Our funding is secured from Federal, State and local contributions. In our case, all three are struggling. It requires persistent advocacy from all sectors of our community. My priorities are for a sustainable, re-ocurring budget that enables long range implementation and planning of district programs, staff and infrastructure; and holding our State’s elected officials accountable to have the state budget completed at the identified deadline — no more extensions.

The variety of our education offerings and activities are unique to Sitka, which enable a well rounded, diversified means of educating our children. My priority is to maintain that status. When inevitable cuts must be made, an increased input from our community and staff is required to enable the best decision.

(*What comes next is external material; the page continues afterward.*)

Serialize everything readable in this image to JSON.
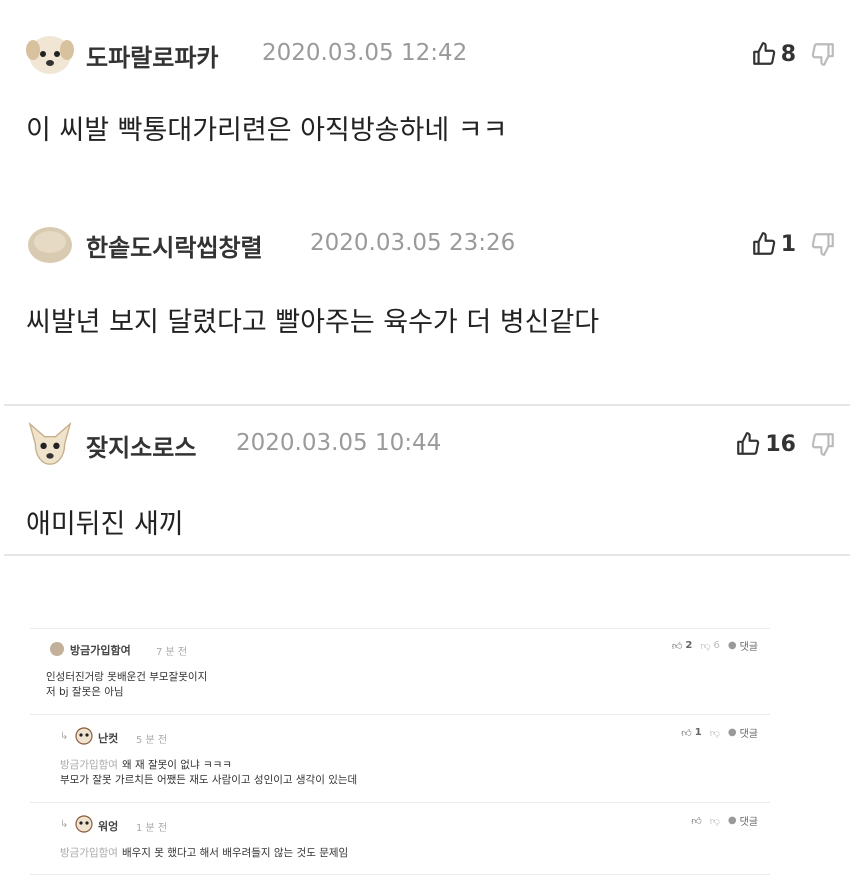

The Sitka School District is four years into a five-year moratorium on state spending for capital projects. Playground improvements at the elementary schools now top the district’s priority list, when the moratorium ends. Do you agree with these capital priorities, or do you see other critical needs that have been overlooked?

Our City and District Maintenance personnel have done an excellent job maintaining our district facilities with the budgets they have been given. They (and we) have prioritized this process and as it stands now, I do support our capital projects to focus on our current priority list. Should additional priorities or concerns be brought to our attention, they will receive my utmost attention and inquiry.



Members of the Sitka School Board function as direct advocates for schools in the offices of the Alaska Legislature. What case would you make to legislators to continue strong support of public schools? Or, do you see yourself advocating for more parental choice, and the introduction of vouchers?

We are mandated by Federal Law to provided public education to all children who reside in our country and who wish to attend. If Legislatures truly adhered to the oath they took upon gaining office, it is clear that public education — the viability of our future — would hold a high priority. Presently both at the State and Federal level, this is not the priority of many of our elected officials. Special interest groups and profits before service are having a strong and in my opinion devastating impact on public education. Parents will always retain the right to choose the best option for their child’s education,  be it home school, private or public entities. I am not opposed to charter schools as long as they are 100% funded on their own account. No tax revenue, local, state or federal revenues should be contributed for them.



Alaska Standards

Over the last few years the Sitka School District has incorporated new curriculum at all grade levels to meet Alaska Standards, which are based on the much-debated Common Core. Do you consider this transition to be successful? As a board member, would you support policy to reinforce — or roll back — the trend toward standardization?

Standardization in the ideal world provides continuity and consistent abilities to monitor progress. It is utilized in many industries. We live in a real, diversified world where standardization can have challenges, most notably related to economy, ethnic diversity and equal access.

Alaska has taken a more blended approach of which I support simply due to the unique cultural, economic and geographic differences we have. I support the course we are on and am encouraged at the positive efforts our district is making in regards to math, most notably our high school curriculum’s that are transitioning to a blend of traditional and integrated math.


Standardized Testing 

With standards come standardized testing. Does Sitka do enough? Too much? Is testing an appropriate way to measure student success, or should we be looking at other methods?

We do not test our students nearly as much as some districts within our state. I do not advocate for more testing and feel where we are is adequate. I do support frequent re-evaluations of the efficacy of these exams via input from our parents, students and staff. The exams are a mere snapshot in time and with that the results must be viewed in the proper context. Regarding other methods, I do support locally generated, non-stress methods of testing that are hands on, interactive and relate to every day aspects of a students life and environment in Sitka.